Northstar Presents At The Movies –  The Impossible

Introduction:

“The Impossible” is a powerful film about human tenacity, about surviving against all odds in the face of death, about salvaging and hanging out to the last bit of hope when life has little of it to offer. One moment, the Belon family are on an island vacation, and the next they are subjects of a cruel, natural disaster. It is based on a real story of a father and mother and three sons and their individual and collective struggle for survival amid horrid devastation. What was it like to be in the swirling “washing machine like” swell of waves and water, wondering if you will ever breathe air again. There is the agony and terror of a family that is separated, worry made worse by physical injury. They wonder if their loved ones are dead, or about to be dead or maybe they wonder if they themselves are going to die. The family wanders around looking for missing family members, finding the courage and time to help others along the way. And finally, the joy of finding the people you thought were lost forever.   

Something To Talk About:

What about the people who are lost all around us? It is a tragedy to live a life without Jesus Christ. The question is – what are we doing about it?   

The Impossible establishes the Belon’s as people of privilege. They fly business class. Maria gets snippy about having a sea view from her room, and husband and wife have an awkwardly scripted conversation about whether she should go back to her job as a doctor after taking several years off to have children. They blandly accept the luxury of their Thai holiday complex while Henry, the husband, then broods over work emails on his smartphone. But everything was drowned out by a deafening roar and Maria watched in horror as a towering wave pushed in from the sea and ripped through the hotel. They found themselves in a storm that is nondiscriminating. They find themselves lost. 

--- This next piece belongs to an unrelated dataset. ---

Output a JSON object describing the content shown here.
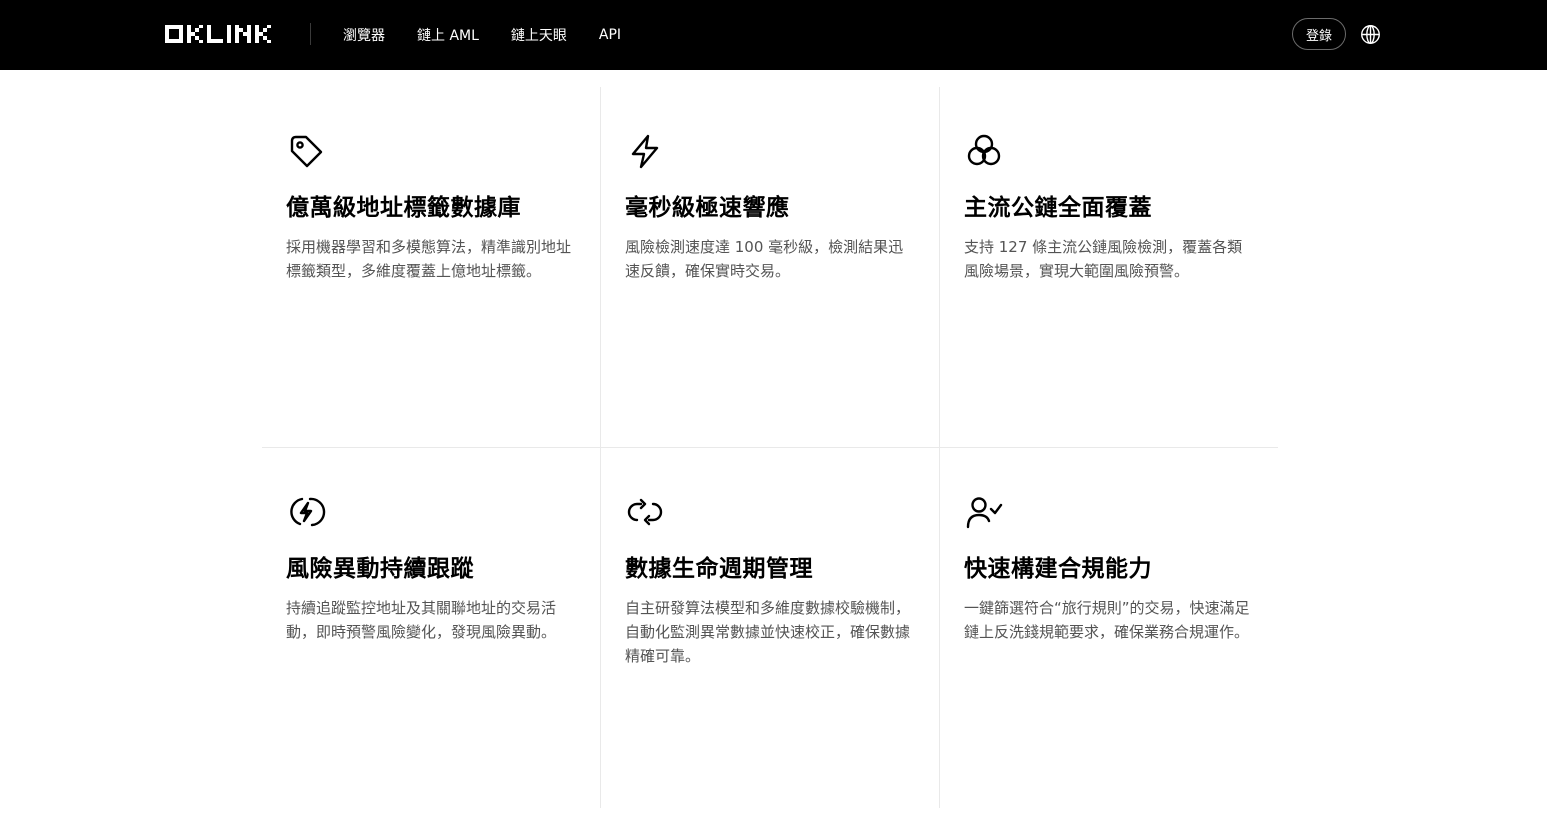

God is passionate about the lost: And God’s passion for each of us is inclusive. He loves not only the righteous, but also the unrighteous. He loves those who have never really strayed away – but also the rebels, those who have thumbed their nose at God and wandered away. God is passionately concerned for each one of us, whatever we may have done. God’s passion for the lost is indeed truly amazing.

We in turn should be equally passionate for the lost – as God gave His all for us, so we too should give our all to others. In light of this parable and the movie, we should be more concerned about others around us. Since God is passionate about the lost – and he wants us to be equally passionate about the lost – we need to ask ourselves what we are doing to win people to Jesus. We may just need to sow a seed by inviting the person to church, or to listen, or to provide unsolicited acts of kindness or to begin building a relationship. And we can’t give up at the first sign of indifference or rejection. We all love happy endings and in The Impossible, the family is reunited after all their struggles. It was worth all the pain and worry. There is nothing God loves more than when the lost are found. Nothing gives God greater joy than welcoming the sinner home.

Questions:

  1. What did you find compelling in The Impossible movie? What lessons of faith and courage can be gleaned from the movie?
  2. What does it mean to have a passion for others? Do you believe that neutrality is an option?
  3. When remembering the price Jesus paid for us, what do we learn about how great His love is for people still lost and hurting who live right across the street from us? How should that love drive our actions?
  4. Can you think of examples from the scripture of how Jesus prioritized His life around the mission field? How did His disciples prioritize their lives around the mission field? How should we?
  5. What can we do this week to raise our passion for the lost?

Take One Thing Home with You:

The tsunami resulted in at least 227,898 fatalities. The Belon family very nearly were additional statistics. But those statistics are people. How do we look at the lost? Are they statistics? Are they simply additional numbers in the total number of people who do not attend church or believe in Jesus Christ? Are those we know just part of that total? And the still bigger question is, do we treat them as statistics? Do they become just background scenario in our daily lives? It seems impossible when the numbers are so large. It is worth the effort to win one person to Jesus. But, it often requires more work than we expect.

You meet someone and after a few conversations – at work, or school or in the neighborhood – you invite the person to church. They explain that they have a lot going on, but thanks for the invite anyway. What they are actually saying is probably something like this: “Since you are not taking an interest in what interests me, how do you expect me to take an interest in what interests you.” It is great that we invite someone to church but is that as far as our Christian interest extends? It’s almost like we have fulfilled our responsibilities to them.  Most people will not drop all their beliefs just to accept yours. We need to show an interest in what’s interesting to them, instead of expecting them to be interested in Jesus the first time we mention the Savior’s name. Some people believe that spending time with non-believers is conforming to the world. (Romans 12:2)

People matter to God so they should matter to us. They are not statistics. God Himself became a man and left us an example of how we should care for the lost, then exhorted us to follow in His steps. Jesus stated His purpose, “For the Son of Man came to seek and to save the lost.” (Luke 19:10). We should make His mission our mission.